** Opening Recorded data block **

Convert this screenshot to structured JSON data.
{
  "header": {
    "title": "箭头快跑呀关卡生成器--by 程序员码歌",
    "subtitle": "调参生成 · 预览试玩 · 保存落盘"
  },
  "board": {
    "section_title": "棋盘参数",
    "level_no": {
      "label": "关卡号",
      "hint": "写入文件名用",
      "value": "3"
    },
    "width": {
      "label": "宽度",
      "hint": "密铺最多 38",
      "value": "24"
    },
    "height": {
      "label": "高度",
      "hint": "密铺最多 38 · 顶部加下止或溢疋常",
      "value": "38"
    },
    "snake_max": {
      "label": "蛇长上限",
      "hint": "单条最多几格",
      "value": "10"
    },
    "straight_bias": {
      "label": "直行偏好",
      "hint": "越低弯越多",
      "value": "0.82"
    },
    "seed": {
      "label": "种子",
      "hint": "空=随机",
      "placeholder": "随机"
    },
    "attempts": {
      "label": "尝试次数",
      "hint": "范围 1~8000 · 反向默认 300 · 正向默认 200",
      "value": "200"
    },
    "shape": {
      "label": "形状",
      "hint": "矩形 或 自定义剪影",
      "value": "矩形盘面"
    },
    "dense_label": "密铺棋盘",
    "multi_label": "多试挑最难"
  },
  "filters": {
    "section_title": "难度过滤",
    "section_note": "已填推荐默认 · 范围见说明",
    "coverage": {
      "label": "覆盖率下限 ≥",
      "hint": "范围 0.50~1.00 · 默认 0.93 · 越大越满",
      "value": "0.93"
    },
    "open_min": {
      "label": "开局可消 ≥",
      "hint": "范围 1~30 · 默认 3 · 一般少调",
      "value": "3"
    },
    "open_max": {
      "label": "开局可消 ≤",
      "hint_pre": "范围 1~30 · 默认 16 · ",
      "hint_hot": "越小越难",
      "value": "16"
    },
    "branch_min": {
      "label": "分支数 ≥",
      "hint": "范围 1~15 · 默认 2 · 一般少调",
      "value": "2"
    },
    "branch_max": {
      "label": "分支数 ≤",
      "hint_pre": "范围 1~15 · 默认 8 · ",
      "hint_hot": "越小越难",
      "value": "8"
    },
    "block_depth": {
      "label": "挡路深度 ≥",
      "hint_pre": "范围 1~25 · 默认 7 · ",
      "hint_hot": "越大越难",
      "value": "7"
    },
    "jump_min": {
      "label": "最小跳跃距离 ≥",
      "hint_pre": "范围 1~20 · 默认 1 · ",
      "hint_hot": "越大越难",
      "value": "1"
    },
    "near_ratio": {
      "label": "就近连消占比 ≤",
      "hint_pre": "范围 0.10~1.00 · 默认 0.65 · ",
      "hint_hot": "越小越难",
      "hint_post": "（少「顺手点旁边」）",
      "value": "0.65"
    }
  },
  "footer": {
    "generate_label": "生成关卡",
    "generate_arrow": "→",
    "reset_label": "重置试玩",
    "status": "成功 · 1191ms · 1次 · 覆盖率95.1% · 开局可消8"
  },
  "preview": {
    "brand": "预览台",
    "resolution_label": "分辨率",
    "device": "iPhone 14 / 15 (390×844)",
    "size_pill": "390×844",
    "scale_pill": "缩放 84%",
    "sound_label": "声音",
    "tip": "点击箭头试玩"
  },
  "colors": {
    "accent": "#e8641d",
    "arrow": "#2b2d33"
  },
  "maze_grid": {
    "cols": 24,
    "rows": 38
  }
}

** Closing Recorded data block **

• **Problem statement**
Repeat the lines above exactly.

• **Solution**
Convert this screenshot to structured JSON data.
{
  "header": {
    "title": "箭头快跑呀关卡生成器--by 程序员码歌",
    "subtitle": "调参生成 · 预览试玩 · 保存落盘"
  },
  "board": {
    "section_title": "棋盘参数",
    "level_no": {
      "label": "关卡号",
      "hint": "写入文件名用",
      "value": "3"
    },
    "width": {
      "label": "宽度",
      "hint": "密铺最多 38",
      "value": "24"
    },
    "height": {
      "label": "高度",
      "hint": "密铺最多 38 · 顶部加下止或溢疋常",
      "value": "38"
    },
    "snake_max": {
      "label": "蛇长上限",
      "hint": "单条最多几格",
      "value": "10"
    },
    "straight_bias": {
      "label": "直行偏好",
      "hint": "越低弯越多",
      "value": "0.82"
    },
    "seed": {
      "label": "种子",
      "hint": "空=随机",
      "placeholder": "随机"
    },
    "attempts": {
      "label": "尝试次数",
      "hint": "范围 1~8000 · 反向默认 300 · 正向默认 200",
      "value": "200"
    },
    "shape": {
      "label": "形状",
      "hint": "矩形 或 自定义剪影",
      "value": "矩形盘面"
    },
    "dense_label": "密铺棋盘",
    "multi_label": "多试挑最难"
  },
  "filters": {
    "section_title": "难度过滤",
    "section_note": "已填推荐默认 · 范围见说明",
    "coverage": {
      "label": "覆盖率下限 ≥",
      "hint": "范围 0.50~1.00 · 默认 0.93 · 越大越满",
      "value": "0.93"
    },
    "open_min": {
      "label": "开局可消 ≥",
      "hint": "范围 1~30 · 默认 3 · 一般少调",
      "value": "3"
    },
    "open_max": {
      "label": "开局可消 ≤",
      "hint_pre": "范围 1~30 · 默认 16 · ",
      "hint_hot": "越小越难",
      "value": "16"
    },
    "branch_min": {
      "label": "分支数 ≥",
      "hint": "范围 1~15 · 默认 2 · 一般少调",
      "value": "2"
    },
    "branch_max": {
      "label": "分支数 ≤",
      "hint_pre": "范围 1~15 · 默认 8 · ",
      "hint_hot": "越小越难",
      "value": "8"
    },
    "block_depth": {
      "label": "挡路深度 ≥",
      "hint_pre": "范围 1~25 · 默认 7 · ",
      "hint_hot": "越大越难",
      "value": "7"
    },
    "jump_min": {
      "label": "最小跳跃距离 ≥",
      "hint_pre": "范围 1~20 · 默认 1 · ",
      "hint_hot": "越大越难",
      "value": "1"
    },
    "near_ratio": {
      "label": "就近连消占比 ≤",
      "hint_pre": "范围 0.10~1.00 · 默认 0.65 · ",
      "hint_hot": "越小越难",
      "hint_post": "（少「顺手点旁边」）",
      "value": "0.65"
    }
  },
  "footer": {
    "generate_label": "生成关卡",
    "generate_arrow": "→",
    "reset_label": "重置试玩",
    "status": "成功 · 1191ms · 1次 · 覆盖率95.1% · 开局可消8"
  },
  "preview": {
    "brand": "预览台",
    "resolution_label": "分辨率",
    "device": "iPhone 14 / 15 (390×844)",
    "size_pill": "390×844",
    "scale_pill": "缩放 84%",
    "sound_label": "声音",
    "tip": "点击箭头试玩"
  },
  "colors": {
    "accent": "#e8641d",
    "arrow": "#2b2d33"
  },
  "maze_grid": {
    "cols": 24,
    "rows": 38
  }
}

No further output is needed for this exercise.